- [Directions] Where the records hold the string "icon", show the whole line it sits on.
━━━ Material to process ━━━
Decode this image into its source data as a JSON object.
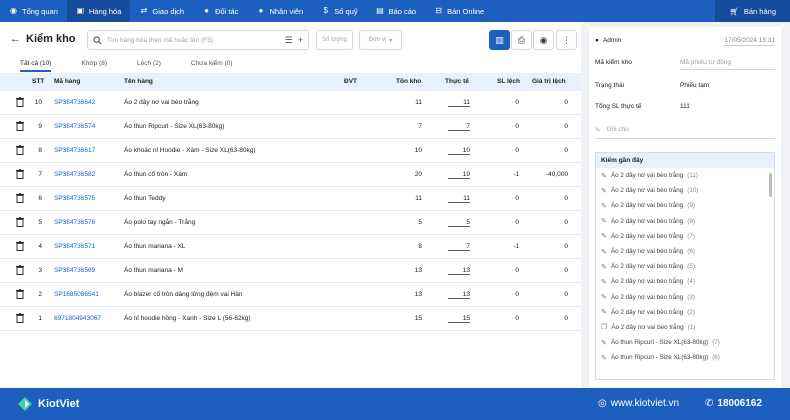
{
  "nav": {
    "items": [
      {
        "label": "Tổng quan",
        "icon": "eye-icon"
      },
      {
        "label": "Hàng hóa",
        "icon": "box-icon"
      },
      {
        "label": "Giao dịch",
        "icon": "exchange-icon"
      },
      {
        "label": "Đối tác",
        "icon": "user-icon"
      },
      {
        "label": "Nhân viên",
        "icon": "users-icon"
      },
      {
        "label": "Sổ quỹ",
        "icon": "coin-icon"
      },
      {
        "label": "Báo cáo",
        "icon": "report-icon"
      },
      {
        "label": "Bán Online",
        "icon": "cart-icon"
      }
    ],
    "sell_label": "Bán hàng"
  },
  "page": {
    "title": "Kiểm kho",
    "search_placeholder": "Tìm hàng hóa theo mã hoặc tên (F3)",
    "qty_placeholder": "Số lượng",
    "unit_placeholder": "Đơn vị"
  },
  "tabs": [
    "Tất cả (10)",
    "Khớp (8)",
    "Lệch (2)",
    "Chưa kiểm (0)"
  ],
  "columns": {
    "stt": "STT",
    "code": "Mã hàng",
    "name": "Tên hàng",
    "unit": "ĐVT",
    "stock": "Tồn kho",
    "real": "Thực tế",
    "diff": "SL lệch",
    "value": "Giá trị lệch"
  },
  "rows": [
    {
      "stt": "10",
      "code": "SP384736642",
      "name": "Áo 2 dây nơ vai bèo trắng",
      "unit": "",
      "stock": "11",
      "real": "11",
      "diff": "0",
      "value": "0"
    },
    {
      "stt": "9",
      "code": "SP384736574",
      "name": "Áo thun Ripcurl - Size XL(63-80kg)",
      "unit": "",
      "stock": "7",
      "real": "7",
      "diff": "0",
      "value": "0"
    },
    {
      "stt": "8",
      "code": "SP384736617",
      "name": "Áo khoác nỉ Hoodie - Xám - Size XL(63-80kg)",
      "unit": "",
      "stock": "10",
      "real": "10",
      "diff": "0",
      "value": "0"
    },
    {
      "stt": "7",
      "code": "SP384736582",
      "name": "Áo thun cổ tròn - Xám",
      "unit": "",
      "stock": "20",
      "real": "19",
      "diff": "-1",
      "value": "-40,000"
    },
    {
      "stt": "6",
      "code": "SP384736575",
      "name": "Áo thun Teddy",
      "unit": "",
      "stock": "11",
      "real": "11",
      "diff": "0",
      "value": "0"
    },
    {
      "stt": "5",
      "code": "SP384736576",
      "name": "Áo polo tay ngắn - Trắng",
      "unit": "",
      "stock": "5",
      "real": "5",
      "diff": "0",
      "value": "0"
    },
    {
      "stt": "4",
      "code": "SP384736571",
      "name": "Áo thun mariana - XL",
      "unit": "",
      "stock": "8",
      "real": "7",
      "diff": "-1",
      "value": "0"
    },
    {
      "stt": "3",
      "code": "SP384736569",
      "name": "Áo thun mariana - M",
      "unit": "",
      "stock": "13",
      "real": "13",
      "diff": "0",
      "value": "0"
    },
    {
      "stt": "2",
      "code": "SP1685086541",
      "name": "Áo blazer cổ tròn dáng lửng đệm vai Hàn",
      "unit": "",
      "stock": "13",
      "real": "13",
      "diff": "0",
      "value": "0"
    },
    {
      "stt": "1",
      "code": "6971804943067",
      "name": "Áo nỉ hoodie hồng - Xanh - Size L (56-62kg)",
      "unit": "",
      "stock": "15",
      "real": "15",
      "diff": "0",
      "value": "0"
    }
  ],
  "side": {
    "admin": "Admin",
    "date": "17/05/2024 15:31",
    "code_label": "Mã kiểm kho",
    "code_placeholder": "Mã phiếu tự động",
    "status_label": "Trạng thái",
    "status_value": "Phiếu tạm",
    "total_label": "Tổng SL thực tế",
    "total_value": "111",
    "note_placeholder": "Ghi chú",
    "recent_title": "Kiểm gần đây",
    "recent": [
      {
        "name": "Áo 2 dây nơ vai bèo trắng",
        "count": "(11)"
      },
      {
        "name": "Áo 2 dây nơ vai bèo trắng",
        "count": "(10)"
      },
      {
        "name": "Áo 2 dây nơ vai bèo trắng",
        "count": "(9)"
      },
      {
        "name": "Áo 2 dây nơ vai bèo trắng",
        "count": "(8)"
      },
      {
        "name": "Áo 2 dây nơ vai bèo trắng",
        "count": "(7)"
      },
      {
        "name": "Áo 2 dây nơ vai bèo trắng",
        "count": "(6)"
      },
      {
        "name": "Áo 2 dây nơ vai bèo trắng",
        "count": "(5)"
      },
      {
        "name": "Áo 2 dây nơ vai bèo trắng",
        "count": "(4)"
      },
      {
        "name": "Áo 2 dây nơ vai bèo trắng",
        "count": "(3)"
      },
      {
        "name": "Áo 2 dây nơ vai bèo trắng",
        "count": "(2)"
      },
      {
        "name": "Áo 2 dây nơ vai bèo trắng",
        "count": "(1)"
      },
      {
        "name": "Áo thun Ripcurl - Size XL(63-80kg)",
        "count": "(7)"
      },
      {
        "name": "Áo thun Ripcurl - Size XL(63-80kg)",
        "count": "(6)"
      }
    ]
  },
  "footer": {
    "brand": "KiotViet",
    "site": "www.kiotviet.vn",
    "phone": "18006162"
  },
  "colors": {
    "primary": "#1d5fbf",
    "header_bg": "#e8f0fb"
  }
}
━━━
- [Answer to this exercise]
        "icon": "eye-icon"
        "icon": "box-icon"
        "icon": "exchange-icon"
        "icon": "user-icon"
        "icon": "users-icon"
        "icon": "coin-icon"
        "icon": "report-icon"
        "icon": "cart-icon"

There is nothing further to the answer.